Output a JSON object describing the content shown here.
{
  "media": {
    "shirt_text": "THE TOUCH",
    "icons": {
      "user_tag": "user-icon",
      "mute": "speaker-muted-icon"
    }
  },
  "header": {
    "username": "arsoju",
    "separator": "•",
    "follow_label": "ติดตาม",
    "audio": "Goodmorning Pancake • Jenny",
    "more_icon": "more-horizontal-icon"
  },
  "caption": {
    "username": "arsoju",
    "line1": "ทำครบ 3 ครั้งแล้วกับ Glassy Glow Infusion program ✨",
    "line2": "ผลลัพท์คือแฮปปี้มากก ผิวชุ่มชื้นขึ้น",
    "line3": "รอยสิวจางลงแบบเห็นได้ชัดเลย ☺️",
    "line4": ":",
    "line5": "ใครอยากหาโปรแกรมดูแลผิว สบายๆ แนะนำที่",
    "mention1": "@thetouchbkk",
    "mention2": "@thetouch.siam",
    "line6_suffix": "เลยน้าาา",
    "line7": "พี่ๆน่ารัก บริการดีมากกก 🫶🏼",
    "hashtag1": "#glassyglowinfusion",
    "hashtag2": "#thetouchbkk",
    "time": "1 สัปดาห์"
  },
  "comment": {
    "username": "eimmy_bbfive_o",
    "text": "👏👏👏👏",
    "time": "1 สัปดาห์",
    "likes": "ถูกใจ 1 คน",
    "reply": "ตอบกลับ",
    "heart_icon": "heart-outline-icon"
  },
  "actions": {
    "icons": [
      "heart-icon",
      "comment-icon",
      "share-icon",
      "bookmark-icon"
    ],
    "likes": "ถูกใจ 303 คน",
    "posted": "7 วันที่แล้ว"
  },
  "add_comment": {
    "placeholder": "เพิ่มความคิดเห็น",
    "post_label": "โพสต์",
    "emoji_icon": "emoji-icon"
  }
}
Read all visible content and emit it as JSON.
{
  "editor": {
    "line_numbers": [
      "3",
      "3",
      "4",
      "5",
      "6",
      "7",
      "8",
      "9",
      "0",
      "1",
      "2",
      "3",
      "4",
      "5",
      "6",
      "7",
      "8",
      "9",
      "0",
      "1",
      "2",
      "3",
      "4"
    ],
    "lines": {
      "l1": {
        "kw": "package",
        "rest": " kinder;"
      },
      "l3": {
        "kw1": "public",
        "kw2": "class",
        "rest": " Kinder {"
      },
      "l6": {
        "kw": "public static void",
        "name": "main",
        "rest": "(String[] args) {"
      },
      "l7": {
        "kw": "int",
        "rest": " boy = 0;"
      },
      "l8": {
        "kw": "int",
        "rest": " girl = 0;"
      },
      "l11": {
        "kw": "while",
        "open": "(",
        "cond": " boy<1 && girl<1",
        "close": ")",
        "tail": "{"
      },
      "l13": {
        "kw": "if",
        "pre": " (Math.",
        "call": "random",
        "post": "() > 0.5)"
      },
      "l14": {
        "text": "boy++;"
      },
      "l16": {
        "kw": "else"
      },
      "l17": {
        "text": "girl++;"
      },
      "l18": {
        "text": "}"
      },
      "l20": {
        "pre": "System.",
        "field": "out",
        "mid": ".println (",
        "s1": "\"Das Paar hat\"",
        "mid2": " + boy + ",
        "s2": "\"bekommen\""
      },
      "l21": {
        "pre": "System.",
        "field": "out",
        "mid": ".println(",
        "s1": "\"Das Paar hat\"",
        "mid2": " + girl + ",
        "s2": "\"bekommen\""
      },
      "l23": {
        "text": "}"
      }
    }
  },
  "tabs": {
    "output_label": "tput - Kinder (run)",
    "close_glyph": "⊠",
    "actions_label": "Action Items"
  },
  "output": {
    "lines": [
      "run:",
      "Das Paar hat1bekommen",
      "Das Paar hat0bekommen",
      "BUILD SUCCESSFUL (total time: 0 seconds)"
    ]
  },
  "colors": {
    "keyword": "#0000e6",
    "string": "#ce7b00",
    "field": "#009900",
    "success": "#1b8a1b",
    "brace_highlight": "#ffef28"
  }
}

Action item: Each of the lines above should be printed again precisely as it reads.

Response box:
Output a JSON object describing the content shown here.
{
  "media": {
    "shirt_text": "THE TOUCH",
    "icons": {
      "user_tag": "user-icon",
      "mute": "speaker-muted-icon"
    }
  },
  "header": {
    "username": "arsoju",
    "separator": "•",
    "follow_label": "ติดตาม",
    "audio": "Goodmorning Pancake • Jenny",
    "more_icon": "more-horizontal-icon"
  },
  "caption": {
    "username": "arsoju",
    "line1": "ทำครบ 3 ครั้งแล้วกับ Glassy Glow Infusion program ✨",
    "line2": "ผลลัพท์คือแฮปปี้มากก ผิวชุ่มชื้นขึ้น",
    "line3": "รอยสิวจางลงแบบเห็นได้ชัดเลย ☺️",
    "line4": ":",
    "line5": "ใครอยากหาโปรแกรมดูแลผิว สบายๆ แนะนำที่",
    "mention1": "@thetouchbkk",
    "mention2": "@thetouch.siam",
    "line6_suffix": "เลยน้าาา",
    "line7": "พี่ๆน่ารัก บริการดีมากกก 🫶🏼",
    "hashtag1": "#glassyglowinfusion",
    "hashtag2": "#thetouchbkk",
    "time": "1 สัปดาห์"
  },
  "comment": {
    "username": "eimmy_bbfive_o",
    "text": "👏👏👏👏",
    "time": "1 สัปดาห์",
    "likes": "ถูกใจ 1 คน",
    "reply": "ตอบกลับ",
    "heart_icon": "heart-outline-icon"
  },
  "actions": {
    "icons": [
      "heart-icon",
      "comment-icon",
      "share-icon",
      "bookmark-icon"
    ],
    "likes": "ถูกใจ 303 คน",
    "posted": "7 วันที่แล้ว"
  },
  "add_comment": {
    "placeholder": "เพิ่มความคิดเห็น",
    "post_label": "โพสต์",
    "emoji_icon": "emoji-icon"
  }
}
Read all visible content and emit it as JSON.
{
  "editor": {
    "line_numbers": [
      "3",
      "3",
      "4",
      "5",
      "6",
      "7",
      "8",
      "9",
      "0",
      "1",
      "2",
      "3",
      "4",
      "5",
      "6",
      "7",
      "8",
      "9",
      "0",
      "1",
      "2",
      "3",
      "4"
    ],
    "lines": {
      "l1": {
        "kw": "package",
        "rest": " kinder;"
      },
      "l3": {
        "kw1": "public",
        "kw2": "class",
        "rest": " Kinder {"
      },
      "l6": {
        "kw": "public static void",
        "name": "main",
        "rest": "(String[] args) {"
      },
      "l7": {
        "kw": "int",
        "rest": " boy = 0;"
      },
      "l8": {
        "kw": "int",
        "rest": " girl = 0;"
      },
      "l11": {
        "kw": "while",
        "open": "(",
        "cond": " boy<1 && girl<1",
        "close": ")",
        "tail": "{"
      },
      "l13": {
        "kw": "if",
        "pre": " (Math.",
        "call": "random",
        "post": "() > 0.5)"
      },
      "l14": {
        "text": "boy++;"
      },
      "l16": {
        "kw": "else"
      },
      "l17": {
        "text": "girl++;"
      },
      "l18": {
        "text": "}"
      },
      "l20": {
        "pre": "System.",
        "field": "out",
        "mid": ".println (",
        "s1": "\"Das Paar hat\"",
        "mid2": " + boy + ",
        "s2": "\"bekommen\""
      },
      "l21": {
        "pre": "System.",
        "field": "out",
        "mid": ".println(",
        "s1": "\"Das Paar hat\"",
        "mid2": " + girl + ",
        "s2": "\"bekommen\""
      },
      "l23": {
        "text": "}"
      }
    }
  },
  "tabs": {
    "output_label": "tput - Kinder (run)",
    "close_glyph": "⊠",
    "actions_label": "Action Items"
  },
  "output": {
    "lines": [
      "run:",
      "Das Paar hat1bekommen",
      "Das Paar hat0bekommen",
      "BUILD SUCCESSFUL (total time: 0 seconds)"
    ]
  },
  "colors": {
    "keyword": "#0000e6",
    "string": "#ce7b00",
    "field": "#009900",
    "success": "#1b8a1b",
    "brace_highlight": "#ffef28"
  }
}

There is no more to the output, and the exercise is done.